▶ AIM OF THE EXERCISE:
Every line of the entries below that mentions "text" is to be copied out.

▶ TASK DATA:
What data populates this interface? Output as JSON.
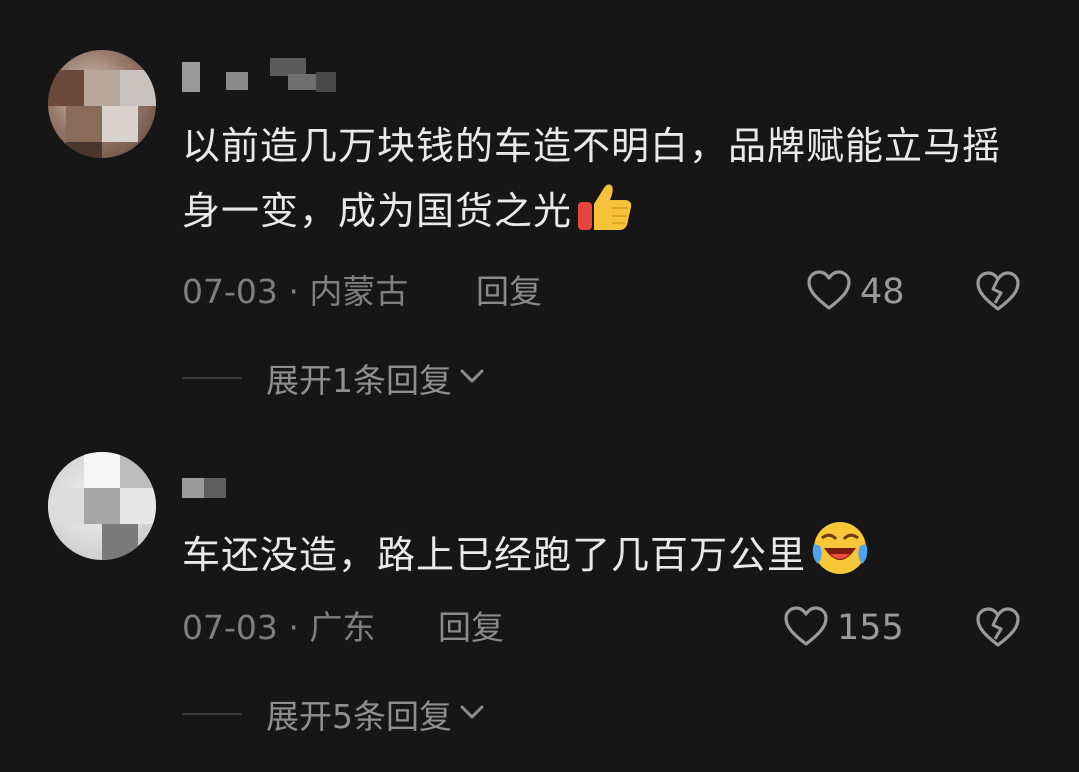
{
  "comments": [
    {
      "text": "以前造几万块钱的车造不明白，品牌赋能立马摇身一变，成为国货之光",
      "emoji": "thumbs-up",
      "date": "07-03",
      "location": "内蒙古",
      "reply_label": "回复",
      "likes": "48",
      "expand_label": "展开1条回复"
    },
    {
      "text": "车还没造，路上已经跑了几百万公里",
      "emoji": "laughing-crying",
      "date": "07-03",
      "location": "广东",
      "reply_label": "回复",
      "likes": "155",
      "expand_label": "展开5条回复"
    }
  ],
  "separator": " · ",
  "icons": {
    "like": "heart-outline-icon",
    "dislike": "broken-heart-icon",
    "expand": "chevron-down-icon"
  },
  "colors": {
    "background": "#161616",
    "text": "#e9e9e9",
    "muted": "#7f7f7f"
  }
}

▶ EXPECTED ANSWER:
      "text": "以前造几万块钱的车造不明白，品牌赋能立马摇身一变，成为国货之光",
      "text": "车还没造，路上已经跑了几百万公里",
    "text": "#e9e9e9",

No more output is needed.